The Empire State Building: Setting A Green Example

empire state building night The Empire State Building: Setting A Green Example

The Empire State Building, next to the Statue of Liberty, is probably the most recognizable structure in New York. Tourists flock to it, residents see it nearly everyday and speaking from personal experience, virtually every child in a New York school goes on a tour of it at least once in his K-12 life. So I was thrilled to learn about some of the recent changes to the landmark that have made it even better.

One of the great things about this building is how it’s lit up at night. If the Rangers Rangers win a game, it’s colored red and blue. If it’s St. Patrick’s Day, it’s a vibrant green.

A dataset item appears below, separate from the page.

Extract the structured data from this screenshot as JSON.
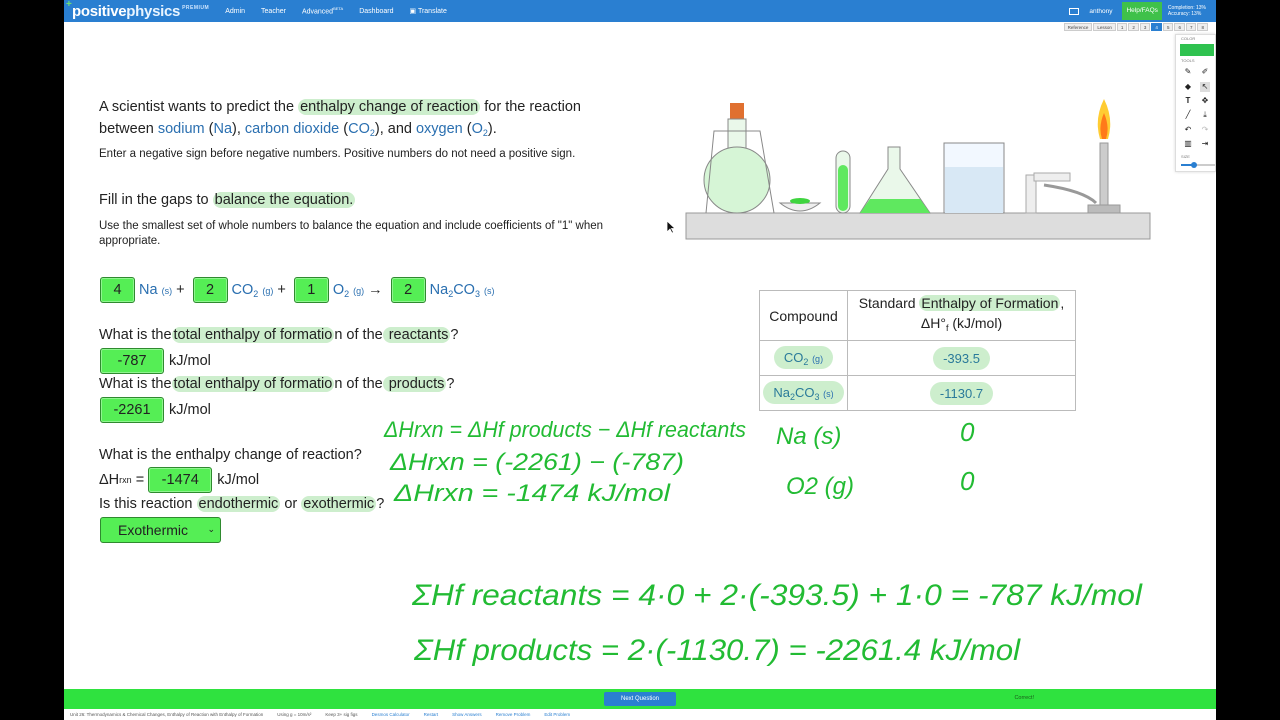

Combined with all the tourists that go through it daily, that’s a lot of energy being used for just one building.

Last year’s renovations, however, have made it possible for the building to save 20% of the energy used by the 20,000 workers and 3.5 million annual visitors.

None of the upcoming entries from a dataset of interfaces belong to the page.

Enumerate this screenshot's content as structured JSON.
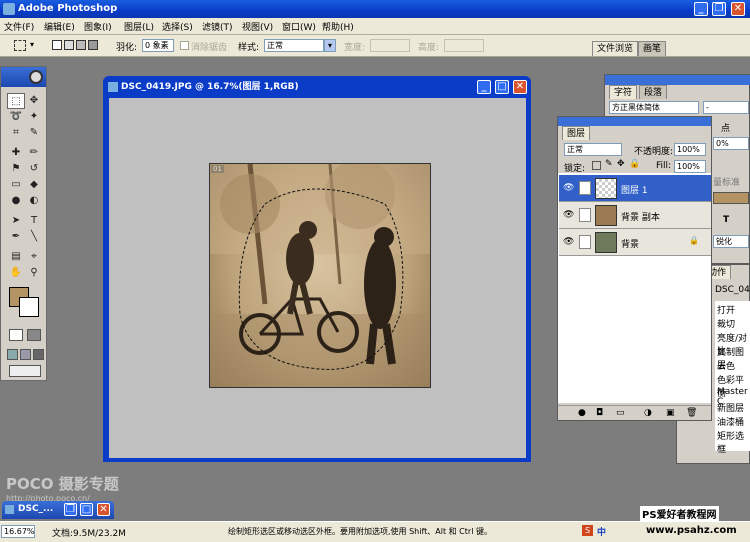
{
  "app": {
    "title": "Adobe Photoshop",
    "logo_icon": "photoshop-icon"
  },
  "menu": [
    "文件(F)",
    "编辑(E)",
    "图象(I)",
    "图层(L)",
    "选择(S)",
    "滤镜(T)",
    "视图(V)",
    "窗口(W)",
    "帮助(H)"
  ],
  "options": {
    "feather_label": "羽化:",
    "feather_value": "0 象素",
    "antialias_label": "消除锯齿",
    "style_label": "样式:",
    "style_value": "正常",
    "width_label": "宽度:",
    "height_label": "高度:",
    "tabs": [
      "文件浏览",
      "画笔"
    ]
  },
  "document": {
    "title": "DSC_0419.JPG @ 16.7%(图层 1,RGB)",
    "badge": "01"
  },
  "char_panel": {
    "tabs": [
      "字符",
      "段落"
    ],
    "font": "方正黑体简体",
    "dash": "-",
    "pt": "点",
    "percent": "0%",
    "scale": "量标准",
    "aa": "锐化"
  },
  "history_panel": {
    "tabs": [
      "记录",
      "动作"
    ],
    "file": "DSC_04",
    "items": [
      "打开",
      "裁切",
      "亮度/对比",
      "复制图层",
      "去色",
      "色彩平衡",
      "Master C",
      "新图层",
      "油漆桶",
      "矩形选框"
    ]
  },
  "layers": {
    "tab": "图层",
    "blend": "正常",
    "opacity_label": "不透明度:",
    "opacity_value": "100%",
    "lock_label": "锁定:",
    "fill_label": "Fill:",
    "fill_value": "100%",
    "rows": [
      {
        "name": "图层 1",
        "selected": true
      },
      {
        "name": "背景 副本",
        "selected": false
      },
      {
        "name": "背景",
        "selected": false
      }
    ]
  },
  "watermark": {
    "brand": "POCO 摄影专题",
    "url": "http://photo.poco.cn/"
  },
  "minimized": {
    "title": "DSC_..."
  },
  "status": {
    "zoom": "16.67%",
    "doc": "文档:9.5M/23.2M",
    "hint": "绘制矩形选区或移动选区外框。要用附加选项,使用 Shift、Alt 和 Ctrl 键。",
    "ime": "中",
    "site_name": "PS爱好者教程网",
    "site_url": "www.psahz.com"
  },
  "colors": {
    "title_blue": "#0a3cc8",
    "layer_selected": "#3161c8",
    "ui_gray": "#d4d0c8",
    "fg_swatch": "#b59464"
  }
}
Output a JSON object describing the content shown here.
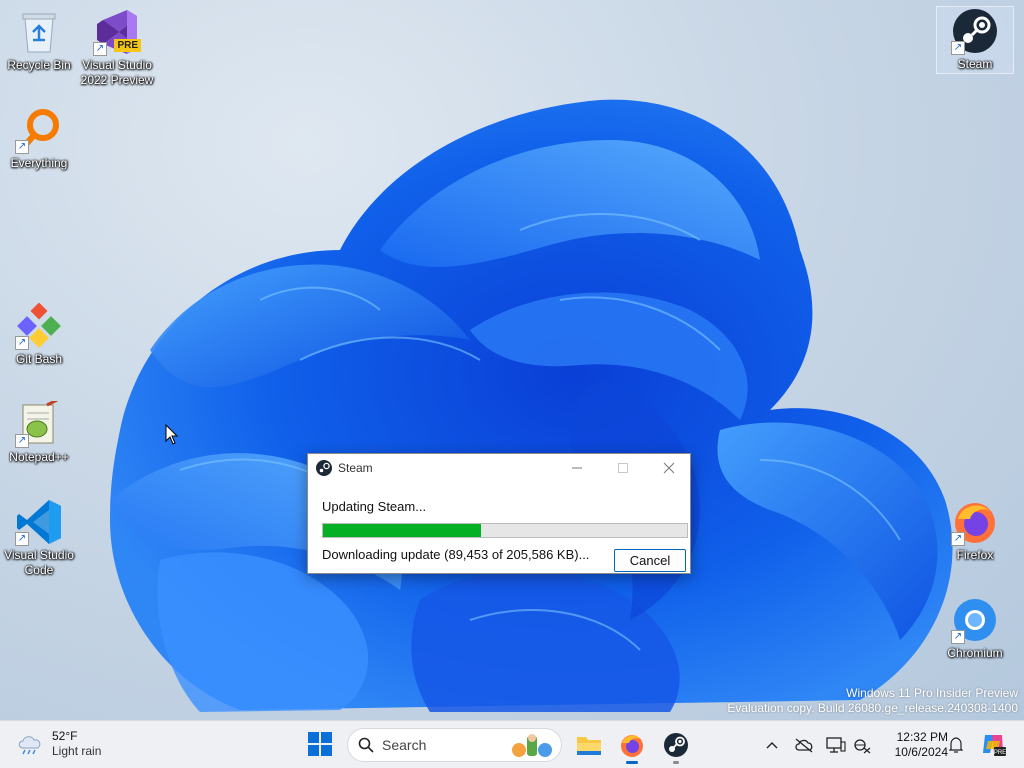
{
  "desktop": {
    "icons": [
      {
        "label": "Recycle Bin",
        "icon": "recycle-bin-icon"
      },
      {
        "label": "Visual Studio\n2022 Preview",
        "icon": "visual-studio-icon",
        "badge": "PRE"
      },
      {
        "label": "Everything",
        "icon": "everything-search-icon"
      },
      {
        "label": "Git Bash",
        "icon": "git-bash-icon"
      },
      {
        "label": "Notepad++",
        "icon": "notepad-plus-plus-icon"
      },
      {
        "label": "Visual Studio\nCode",
        "icon": "vscode-icon"
      },
      {
        "label": "Steam",
        "icon": "steam-icon"
      },
      {
        "label": "Firefox",
        "icon": "firefox-icon"
      },
      {
        "label": "Chromium",
        "icon": "chromium-icon"
      }
    ],
    "watermark": {
      "line1": "Windows 11 Pro Insider Preview",
      "line2": "Evaluation copy. Build 26080.ge_release.240308-1400"
    }
  },
  "steam_dialog": {
    "title": "Steam",
    "status": "Updating Steam...",
    "progress": 0.4351,
    "detail": "Downloading update (89,453 of 205,586 KB)...",
    "cancel_label": "Cancel",
    "progress_color": "#06b025"
  },
  "taskbar": {
    "weather": {
      "temp": "52°F",
      "condition": "Light rain"
    },
    "search_label": "Search",
    "apps": [
      "file-explorer-icon",
      "firefox-icon",
      "steam-icon"
    ],
    "tray_icons": [
      "chevron-up-icon",
      "onedrive-offline-icon",
      "display-icon",
      "network-icon"
    ],
    "clock": {
      "time": "12:32 PM",
      "date": "10/6/2024"
    }
  }
}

Some of the changes are new elevators that harvest energy with regenerative braking, lights capable of turning on and off by themselves and the largest wireless network of sensors installed in any building on the planet.

Saving energy without compromise in performance is what’s going to save the world, and that’s the work we set about doing at the Empire State Building,” chief of the Empire State Realty Trust Anthony Malkin said.

In its first year of the renovation, the Empire State Building has saved $2.4 million dollars. When the full energy renovation is complete, the building will save on average $4.4 million a year, enough to pay for the retrofitting in just three years.

The process started back in 2006 when the planning began, but actual work started in 2009 with work crews installing new insulation between radiators sitting below each of the windows and the building’s outer walls, attempting to keep the heat from escaping during colder months.

Each of the building’s 6,514 windows were taken out and installed with a heat-reflective film between the panes while also injecting krypton and argon for added installation. So as not to disturb workers, this process was done entirely at night. Finally, new LEDs light up the building, not only allowing for more energy efficiency, but a wider range of color designs than before.